Of all the bands to appropriate the shudder and throb of American rhythm and blues made in the 1950′s and 1960′s, The Pretty Things have not been cast as favorably as their juggernaut contemporaries. While The Rolling Stones, The Yardbirds, The Who, and The Kinks have remained at their thrones as the kings of the mod britsplosion, time has cast aside a handful of bands who deserve to be as widely heard as the bands just mentioned. Of all the bands from this era that failed to join the pantheon in the British Invasion, perhaps none are more deserving of a place among the greats than The Pretty Things.
Guitarist Dick Taylor tenured in the earliest incarnations of The Rolling Stones, but when he was pushed from guitar to bass after Brian Jones joined the band, he struck out on his own with friend and vocalist Phil May. They corralled a quintet of like-minded mods and headed into the studio as The Pretty Things. Their first two records, “Get The Picture?” and an eponymous effort, were both released in 1965, and though their name was firmly nested in the same furtive circles of fans of The Rolling Stones in their native England, they made no headway into the American audience.
Of the differences between these two acts, the quality of their recordings was significant in their dissemination. Whereas the Rolling Stones’ efforts in that same year (“The Rolling Stones, Now!”, “Out of Our Heads”, and “December’s Children”) sounded fairly polished, The Pretty Things’ records sounded raw and messy. Of course, listening to them now, that raw messiness is what makes these records endearing, but at the time it made them seem less professional. Phil May and Dick Taylor have spoken to this fact, and note that when the records were done, they knew that The Stones would advance to fame and fortune stateside while they languished in relative obscurity.
The Pretty Things’ first two records are steeped in reverence to Bo Diddley (they took their name from a Diddley tune). Phil May’s piercing growl and pointed harmonica give the whole affair a proto-punk feel that The Stones were just not capable of. Dick Taylor’s guitar work is firmly rooted in the electric style of his influences but heads into some noisy territory, and the rhythm section, consisting of bassist John Stax (an apt nom de plume) and drummer Viv Prince, keep the songs treading along a tight line.
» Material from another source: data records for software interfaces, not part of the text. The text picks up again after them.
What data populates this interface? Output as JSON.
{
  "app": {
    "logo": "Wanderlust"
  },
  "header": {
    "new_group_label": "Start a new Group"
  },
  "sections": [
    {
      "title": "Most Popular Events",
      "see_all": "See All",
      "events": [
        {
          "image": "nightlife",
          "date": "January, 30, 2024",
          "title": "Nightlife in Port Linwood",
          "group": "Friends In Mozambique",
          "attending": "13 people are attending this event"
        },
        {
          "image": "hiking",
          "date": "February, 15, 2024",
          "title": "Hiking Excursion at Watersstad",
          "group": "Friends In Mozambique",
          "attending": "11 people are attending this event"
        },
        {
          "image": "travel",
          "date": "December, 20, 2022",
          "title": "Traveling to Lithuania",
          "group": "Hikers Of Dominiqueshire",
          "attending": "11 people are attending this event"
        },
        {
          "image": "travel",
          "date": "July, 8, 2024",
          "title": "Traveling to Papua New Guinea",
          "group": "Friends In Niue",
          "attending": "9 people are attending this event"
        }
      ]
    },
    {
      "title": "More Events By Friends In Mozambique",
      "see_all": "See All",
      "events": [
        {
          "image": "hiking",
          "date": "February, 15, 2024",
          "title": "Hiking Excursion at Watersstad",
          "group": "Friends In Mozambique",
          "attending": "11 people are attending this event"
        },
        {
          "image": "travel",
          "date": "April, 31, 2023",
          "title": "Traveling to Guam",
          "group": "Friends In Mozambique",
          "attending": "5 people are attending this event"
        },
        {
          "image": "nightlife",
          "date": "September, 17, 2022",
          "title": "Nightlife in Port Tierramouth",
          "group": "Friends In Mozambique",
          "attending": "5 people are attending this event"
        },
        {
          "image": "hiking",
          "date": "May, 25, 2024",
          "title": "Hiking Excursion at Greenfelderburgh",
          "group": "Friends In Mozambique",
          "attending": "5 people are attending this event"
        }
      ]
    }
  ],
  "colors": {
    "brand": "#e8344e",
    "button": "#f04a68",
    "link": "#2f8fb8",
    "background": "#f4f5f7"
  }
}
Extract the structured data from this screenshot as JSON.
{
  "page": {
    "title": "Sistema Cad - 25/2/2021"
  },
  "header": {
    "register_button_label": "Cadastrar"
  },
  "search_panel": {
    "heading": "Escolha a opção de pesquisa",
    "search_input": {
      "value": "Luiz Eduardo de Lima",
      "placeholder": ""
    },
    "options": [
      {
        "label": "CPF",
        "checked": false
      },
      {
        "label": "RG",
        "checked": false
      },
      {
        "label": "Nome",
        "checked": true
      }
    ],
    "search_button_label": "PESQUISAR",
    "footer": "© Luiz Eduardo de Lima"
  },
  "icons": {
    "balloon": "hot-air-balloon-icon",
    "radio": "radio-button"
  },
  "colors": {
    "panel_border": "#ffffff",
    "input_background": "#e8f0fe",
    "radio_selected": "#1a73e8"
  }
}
What they lacked in studio wizardry, they more than made up for in an undiluted and meticulous rendering of the blues. That these five lads were smitten to the core with the blues music of the U.S., and pour it through their hearts unmitigated, is shown dazzlingly on these tracks.
After these first two records, they fumbled into a recording and creative nightmare with their record label on their third album “Emotions”, and then veered into psychedelic rock opera, their opus “S.F. Sorrow” predating The Who’s “Tommy” by half a year. Their psychedelic output of the late 60′s and early 70′s was critically acclaimed, but again, they found no traction among American audiences.
Although it would be a worthwhile endeavor to examine their entire discography, let’s focus our ears on their first two records, simply because they were singular in their vision and provide serve as a great starting point for anyone who has yet to hear this fantastic band. Below is a playlist comprised of selections from “The Pretty Things” and “Get The Picture?”. Both records have been remastered and re-released with bonus tracks and exhaustive liner notes on the Snapper Classics label, and are definitely worth tracking down.
1. Roadrunner – from “The Pretty Things”
2. Oh Baby Doll – from “The Pretty Things”
3. Rosalyn – from “The Pretty Things”
4. Don’t Bring Me Down – from “The Pretty Things”
5. Get Yourself Home – from “The Pretty Things”
6. Judgement Day – from “The Pretty Things”
7. You’ll Never Do It Baby – from “Get The Picture?”
8. Get a Buzz – from “Get The Picture?”
9. L.S.D. – from “Get The Picture?”
10. Gonna Find Me a Substitute – from “Get The Picture?”
11. Buzz The Jerk – from “Get The Picture?”
12. I Want Your Love – from “Get The Picture?”
Next Week: A look at the man responsible for bringing Bob Marley, Bunny Livingston, and Peter Tosh together.